Each line below with the string "retweets" should be copied.
______________________________
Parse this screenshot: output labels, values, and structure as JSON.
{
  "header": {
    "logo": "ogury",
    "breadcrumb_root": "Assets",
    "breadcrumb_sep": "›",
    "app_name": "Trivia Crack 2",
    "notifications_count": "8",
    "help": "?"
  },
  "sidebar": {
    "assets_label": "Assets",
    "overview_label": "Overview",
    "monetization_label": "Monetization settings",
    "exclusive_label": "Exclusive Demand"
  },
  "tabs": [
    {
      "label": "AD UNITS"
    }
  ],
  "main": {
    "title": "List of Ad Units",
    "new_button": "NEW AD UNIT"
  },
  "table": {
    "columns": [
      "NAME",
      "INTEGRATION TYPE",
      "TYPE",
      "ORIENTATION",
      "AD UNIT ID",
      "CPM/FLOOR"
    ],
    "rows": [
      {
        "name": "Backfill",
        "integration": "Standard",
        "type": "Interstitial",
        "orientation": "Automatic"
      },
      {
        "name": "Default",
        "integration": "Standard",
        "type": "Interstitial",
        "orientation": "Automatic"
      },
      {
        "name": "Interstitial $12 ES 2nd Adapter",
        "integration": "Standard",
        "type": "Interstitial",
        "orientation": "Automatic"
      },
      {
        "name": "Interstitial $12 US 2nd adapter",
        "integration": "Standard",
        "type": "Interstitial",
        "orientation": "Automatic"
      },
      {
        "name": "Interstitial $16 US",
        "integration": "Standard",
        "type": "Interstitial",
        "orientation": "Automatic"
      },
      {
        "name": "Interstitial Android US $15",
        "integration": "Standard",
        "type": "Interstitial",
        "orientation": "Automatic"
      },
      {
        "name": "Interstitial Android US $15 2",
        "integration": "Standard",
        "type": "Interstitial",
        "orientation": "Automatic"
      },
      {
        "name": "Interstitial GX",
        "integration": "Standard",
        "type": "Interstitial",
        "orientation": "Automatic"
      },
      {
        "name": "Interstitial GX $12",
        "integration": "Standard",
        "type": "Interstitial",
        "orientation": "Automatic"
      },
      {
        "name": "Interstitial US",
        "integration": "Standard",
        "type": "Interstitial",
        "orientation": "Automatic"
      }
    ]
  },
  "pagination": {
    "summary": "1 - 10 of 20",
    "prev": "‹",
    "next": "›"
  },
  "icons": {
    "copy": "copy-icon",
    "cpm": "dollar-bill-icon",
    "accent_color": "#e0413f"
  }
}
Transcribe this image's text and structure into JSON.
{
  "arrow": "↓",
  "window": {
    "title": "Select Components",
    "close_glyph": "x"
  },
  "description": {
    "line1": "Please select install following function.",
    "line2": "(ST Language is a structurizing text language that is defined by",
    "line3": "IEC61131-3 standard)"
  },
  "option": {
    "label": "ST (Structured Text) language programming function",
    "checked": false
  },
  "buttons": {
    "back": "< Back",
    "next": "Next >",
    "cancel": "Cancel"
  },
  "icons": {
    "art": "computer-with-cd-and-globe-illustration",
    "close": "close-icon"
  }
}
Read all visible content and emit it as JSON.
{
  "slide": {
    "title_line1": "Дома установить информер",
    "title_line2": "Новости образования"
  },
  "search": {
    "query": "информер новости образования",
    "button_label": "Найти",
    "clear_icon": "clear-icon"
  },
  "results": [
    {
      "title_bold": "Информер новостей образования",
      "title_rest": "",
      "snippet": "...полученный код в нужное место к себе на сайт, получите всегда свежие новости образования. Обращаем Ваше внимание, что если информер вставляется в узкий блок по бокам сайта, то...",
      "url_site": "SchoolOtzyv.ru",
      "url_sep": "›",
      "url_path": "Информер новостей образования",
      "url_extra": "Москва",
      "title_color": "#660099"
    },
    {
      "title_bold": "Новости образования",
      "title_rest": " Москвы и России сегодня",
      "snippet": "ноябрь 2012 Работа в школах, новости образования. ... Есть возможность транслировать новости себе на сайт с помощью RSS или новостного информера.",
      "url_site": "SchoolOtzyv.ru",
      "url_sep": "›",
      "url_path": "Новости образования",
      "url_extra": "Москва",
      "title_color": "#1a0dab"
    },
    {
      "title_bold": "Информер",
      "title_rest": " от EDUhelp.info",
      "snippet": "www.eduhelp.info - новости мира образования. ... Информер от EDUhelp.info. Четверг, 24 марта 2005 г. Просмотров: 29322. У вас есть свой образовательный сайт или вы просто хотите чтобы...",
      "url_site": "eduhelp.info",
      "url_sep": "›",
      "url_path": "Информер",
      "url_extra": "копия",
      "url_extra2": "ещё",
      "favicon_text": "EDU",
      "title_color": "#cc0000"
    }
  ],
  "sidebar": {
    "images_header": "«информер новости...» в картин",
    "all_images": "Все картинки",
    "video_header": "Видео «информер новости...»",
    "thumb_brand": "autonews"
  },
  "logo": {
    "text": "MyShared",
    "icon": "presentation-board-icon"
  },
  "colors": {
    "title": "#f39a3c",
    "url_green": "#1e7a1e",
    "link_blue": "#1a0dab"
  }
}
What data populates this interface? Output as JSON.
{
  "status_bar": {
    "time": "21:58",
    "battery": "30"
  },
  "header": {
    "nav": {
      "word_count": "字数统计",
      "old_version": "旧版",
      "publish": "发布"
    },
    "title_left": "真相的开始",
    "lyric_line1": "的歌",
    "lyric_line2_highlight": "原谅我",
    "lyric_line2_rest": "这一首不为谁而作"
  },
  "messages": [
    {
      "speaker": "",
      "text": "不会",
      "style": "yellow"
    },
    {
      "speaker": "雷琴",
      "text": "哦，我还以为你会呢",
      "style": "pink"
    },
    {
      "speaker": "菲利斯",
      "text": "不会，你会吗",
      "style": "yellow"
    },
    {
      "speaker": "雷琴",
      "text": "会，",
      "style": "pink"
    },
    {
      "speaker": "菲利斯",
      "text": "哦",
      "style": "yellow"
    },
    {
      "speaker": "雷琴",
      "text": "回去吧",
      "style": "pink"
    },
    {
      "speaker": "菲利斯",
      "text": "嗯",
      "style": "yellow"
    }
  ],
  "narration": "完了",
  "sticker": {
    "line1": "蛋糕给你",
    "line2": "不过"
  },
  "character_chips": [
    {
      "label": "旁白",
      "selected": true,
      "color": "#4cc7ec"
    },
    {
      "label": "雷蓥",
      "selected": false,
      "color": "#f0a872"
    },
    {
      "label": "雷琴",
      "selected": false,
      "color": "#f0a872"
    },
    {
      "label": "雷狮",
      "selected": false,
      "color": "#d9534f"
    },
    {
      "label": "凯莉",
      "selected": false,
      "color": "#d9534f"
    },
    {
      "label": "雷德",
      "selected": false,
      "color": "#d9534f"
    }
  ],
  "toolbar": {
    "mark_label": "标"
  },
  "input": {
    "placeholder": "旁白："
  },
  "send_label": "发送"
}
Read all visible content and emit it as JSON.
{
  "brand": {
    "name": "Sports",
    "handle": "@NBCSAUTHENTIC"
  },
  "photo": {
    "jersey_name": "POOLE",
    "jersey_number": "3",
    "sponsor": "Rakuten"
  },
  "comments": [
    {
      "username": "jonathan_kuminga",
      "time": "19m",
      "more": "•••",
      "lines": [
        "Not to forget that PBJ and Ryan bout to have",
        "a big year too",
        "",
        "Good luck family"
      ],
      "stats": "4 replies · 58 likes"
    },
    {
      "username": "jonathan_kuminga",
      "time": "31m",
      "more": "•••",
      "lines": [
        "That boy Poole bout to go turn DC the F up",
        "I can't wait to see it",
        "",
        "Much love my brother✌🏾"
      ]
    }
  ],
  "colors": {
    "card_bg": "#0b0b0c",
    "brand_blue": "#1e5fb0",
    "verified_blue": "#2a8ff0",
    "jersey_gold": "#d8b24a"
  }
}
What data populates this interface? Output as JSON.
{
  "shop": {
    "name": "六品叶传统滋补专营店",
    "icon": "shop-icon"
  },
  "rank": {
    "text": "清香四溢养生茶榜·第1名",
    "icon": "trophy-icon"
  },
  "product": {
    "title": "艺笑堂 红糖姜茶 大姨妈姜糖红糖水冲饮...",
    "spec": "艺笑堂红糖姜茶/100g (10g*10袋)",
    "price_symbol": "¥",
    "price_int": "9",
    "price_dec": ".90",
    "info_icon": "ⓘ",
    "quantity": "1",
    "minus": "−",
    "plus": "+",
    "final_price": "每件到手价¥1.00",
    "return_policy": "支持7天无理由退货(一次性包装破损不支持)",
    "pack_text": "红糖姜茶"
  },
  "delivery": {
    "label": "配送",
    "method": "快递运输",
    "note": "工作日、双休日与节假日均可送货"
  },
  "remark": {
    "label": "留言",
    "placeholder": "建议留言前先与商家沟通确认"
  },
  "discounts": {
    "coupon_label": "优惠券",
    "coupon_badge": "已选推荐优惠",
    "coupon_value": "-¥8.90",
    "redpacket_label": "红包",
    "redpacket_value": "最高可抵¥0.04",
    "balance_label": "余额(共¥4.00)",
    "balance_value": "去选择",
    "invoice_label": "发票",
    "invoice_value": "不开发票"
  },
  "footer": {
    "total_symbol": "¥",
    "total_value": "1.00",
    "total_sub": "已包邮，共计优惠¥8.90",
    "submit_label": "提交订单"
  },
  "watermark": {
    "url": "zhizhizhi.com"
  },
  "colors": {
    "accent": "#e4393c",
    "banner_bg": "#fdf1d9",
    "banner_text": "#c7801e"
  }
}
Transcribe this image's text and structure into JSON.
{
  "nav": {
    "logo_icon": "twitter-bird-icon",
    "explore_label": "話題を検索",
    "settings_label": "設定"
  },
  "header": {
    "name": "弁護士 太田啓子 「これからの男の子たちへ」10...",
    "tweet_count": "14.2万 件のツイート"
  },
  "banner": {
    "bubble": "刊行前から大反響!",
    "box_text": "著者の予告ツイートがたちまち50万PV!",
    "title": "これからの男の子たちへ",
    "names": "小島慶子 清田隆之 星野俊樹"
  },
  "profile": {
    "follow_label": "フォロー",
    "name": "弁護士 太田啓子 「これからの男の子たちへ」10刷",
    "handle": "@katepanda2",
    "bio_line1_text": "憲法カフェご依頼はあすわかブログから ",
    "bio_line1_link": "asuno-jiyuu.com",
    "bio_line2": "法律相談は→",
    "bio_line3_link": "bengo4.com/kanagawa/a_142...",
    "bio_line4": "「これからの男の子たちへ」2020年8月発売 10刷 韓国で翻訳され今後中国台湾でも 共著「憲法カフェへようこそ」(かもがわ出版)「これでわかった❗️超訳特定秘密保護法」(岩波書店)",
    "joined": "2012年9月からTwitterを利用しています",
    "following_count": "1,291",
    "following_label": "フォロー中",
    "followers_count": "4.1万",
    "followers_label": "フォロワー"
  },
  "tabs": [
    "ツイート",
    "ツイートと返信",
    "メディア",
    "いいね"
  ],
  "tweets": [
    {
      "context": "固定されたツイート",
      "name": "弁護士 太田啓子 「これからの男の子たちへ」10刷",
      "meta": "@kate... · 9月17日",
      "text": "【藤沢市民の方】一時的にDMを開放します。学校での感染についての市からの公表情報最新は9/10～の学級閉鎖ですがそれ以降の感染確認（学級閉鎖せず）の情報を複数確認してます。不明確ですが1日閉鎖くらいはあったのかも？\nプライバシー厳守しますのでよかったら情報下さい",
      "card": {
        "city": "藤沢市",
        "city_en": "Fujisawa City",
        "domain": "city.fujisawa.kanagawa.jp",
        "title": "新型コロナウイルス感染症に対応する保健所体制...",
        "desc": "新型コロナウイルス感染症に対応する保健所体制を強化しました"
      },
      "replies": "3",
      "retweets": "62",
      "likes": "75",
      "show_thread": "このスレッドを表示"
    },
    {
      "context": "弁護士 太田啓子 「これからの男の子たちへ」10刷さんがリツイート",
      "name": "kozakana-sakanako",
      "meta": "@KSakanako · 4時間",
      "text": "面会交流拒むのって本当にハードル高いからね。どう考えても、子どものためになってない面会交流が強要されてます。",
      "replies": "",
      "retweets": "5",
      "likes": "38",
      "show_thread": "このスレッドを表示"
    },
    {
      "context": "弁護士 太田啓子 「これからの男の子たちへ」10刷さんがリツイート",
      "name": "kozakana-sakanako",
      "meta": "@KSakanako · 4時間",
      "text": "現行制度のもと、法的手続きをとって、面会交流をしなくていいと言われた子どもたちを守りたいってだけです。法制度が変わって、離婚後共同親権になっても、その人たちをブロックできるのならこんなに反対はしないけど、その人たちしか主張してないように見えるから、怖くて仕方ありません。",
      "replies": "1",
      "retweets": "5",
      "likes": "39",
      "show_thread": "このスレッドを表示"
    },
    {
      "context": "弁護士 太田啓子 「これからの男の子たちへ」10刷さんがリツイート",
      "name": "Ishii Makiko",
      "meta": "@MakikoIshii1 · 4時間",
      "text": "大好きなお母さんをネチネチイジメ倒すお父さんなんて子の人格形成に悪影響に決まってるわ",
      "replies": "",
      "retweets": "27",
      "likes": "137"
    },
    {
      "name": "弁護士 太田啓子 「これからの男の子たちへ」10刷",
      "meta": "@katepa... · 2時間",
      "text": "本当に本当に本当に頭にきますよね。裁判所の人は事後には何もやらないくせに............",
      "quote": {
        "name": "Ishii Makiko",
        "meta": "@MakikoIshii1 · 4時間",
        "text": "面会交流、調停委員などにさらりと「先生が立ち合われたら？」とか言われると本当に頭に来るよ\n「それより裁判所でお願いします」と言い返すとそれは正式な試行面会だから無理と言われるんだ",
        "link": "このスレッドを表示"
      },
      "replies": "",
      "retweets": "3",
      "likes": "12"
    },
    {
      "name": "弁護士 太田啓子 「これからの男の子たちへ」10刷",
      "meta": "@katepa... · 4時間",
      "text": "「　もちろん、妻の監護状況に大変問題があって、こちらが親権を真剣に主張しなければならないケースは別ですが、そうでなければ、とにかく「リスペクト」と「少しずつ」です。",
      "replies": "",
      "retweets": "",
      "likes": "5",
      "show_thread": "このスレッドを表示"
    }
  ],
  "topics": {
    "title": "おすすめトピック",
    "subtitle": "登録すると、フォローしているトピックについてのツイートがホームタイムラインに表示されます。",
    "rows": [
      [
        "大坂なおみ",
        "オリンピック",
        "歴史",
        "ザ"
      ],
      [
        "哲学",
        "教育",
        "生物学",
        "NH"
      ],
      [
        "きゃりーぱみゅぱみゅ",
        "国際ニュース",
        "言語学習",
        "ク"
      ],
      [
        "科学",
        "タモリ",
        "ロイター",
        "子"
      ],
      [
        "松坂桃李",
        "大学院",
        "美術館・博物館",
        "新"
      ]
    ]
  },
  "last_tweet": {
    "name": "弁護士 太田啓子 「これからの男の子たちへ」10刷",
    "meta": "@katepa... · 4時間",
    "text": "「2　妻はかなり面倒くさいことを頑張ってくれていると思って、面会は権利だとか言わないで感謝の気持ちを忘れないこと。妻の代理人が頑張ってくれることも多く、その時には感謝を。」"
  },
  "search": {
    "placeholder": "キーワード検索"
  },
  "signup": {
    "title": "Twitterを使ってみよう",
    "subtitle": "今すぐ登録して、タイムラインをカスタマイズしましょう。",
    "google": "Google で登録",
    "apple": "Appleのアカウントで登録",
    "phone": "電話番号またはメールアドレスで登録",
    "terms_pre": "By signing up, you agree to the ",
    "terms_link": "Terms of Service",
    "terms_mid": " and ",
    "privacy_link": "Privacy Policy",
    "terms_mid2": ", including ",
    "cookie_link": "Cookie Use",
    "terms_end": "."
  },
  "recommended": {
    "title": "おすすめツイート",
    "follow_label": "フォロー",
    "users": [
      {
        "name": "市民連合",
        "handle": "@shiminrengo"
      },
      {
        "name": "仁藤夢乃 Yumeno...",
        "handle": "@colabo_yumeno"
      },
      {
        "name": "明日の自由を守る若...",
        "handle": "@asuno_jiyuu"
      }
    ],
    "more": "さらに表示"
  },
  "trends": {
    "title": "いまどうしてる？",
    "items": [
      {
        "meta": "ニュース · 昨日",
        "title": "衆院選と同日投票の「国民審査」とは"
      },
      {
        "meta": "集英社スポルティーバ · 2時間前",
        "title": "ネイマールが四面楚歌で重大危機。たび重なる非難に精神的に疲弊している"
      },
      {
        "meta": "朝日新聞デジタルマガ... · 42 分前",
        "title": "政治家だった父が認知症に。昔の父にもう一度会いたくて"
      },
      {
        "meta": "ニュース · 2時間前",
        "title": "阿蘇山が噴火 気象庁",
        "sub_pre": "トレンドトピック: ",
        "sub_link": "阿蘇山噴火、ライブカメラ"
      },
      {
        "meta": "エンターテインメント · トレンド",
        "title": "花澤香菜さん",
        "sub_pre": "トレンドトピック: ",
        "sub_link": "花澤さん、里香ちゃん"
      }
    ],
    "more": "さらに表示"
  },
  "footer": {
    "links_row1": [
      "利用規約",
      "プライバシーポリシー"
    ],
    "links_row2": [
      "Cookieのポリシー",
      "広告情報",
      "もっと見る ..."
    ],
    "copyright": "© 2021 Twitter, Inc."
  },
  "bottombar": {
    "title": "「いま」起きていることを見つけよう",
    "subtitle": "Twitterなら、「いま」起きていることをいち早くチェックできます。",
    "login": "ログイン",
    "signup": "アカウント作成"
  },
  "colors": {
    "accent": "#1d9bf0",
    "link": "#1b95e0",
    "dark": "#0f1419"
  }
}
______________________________
Answer
      "retweets": "62",
      "retweets": "5",
      "retweets": "5",
      "retweets": "27",
      "retweets": "3",
      "retweets": "",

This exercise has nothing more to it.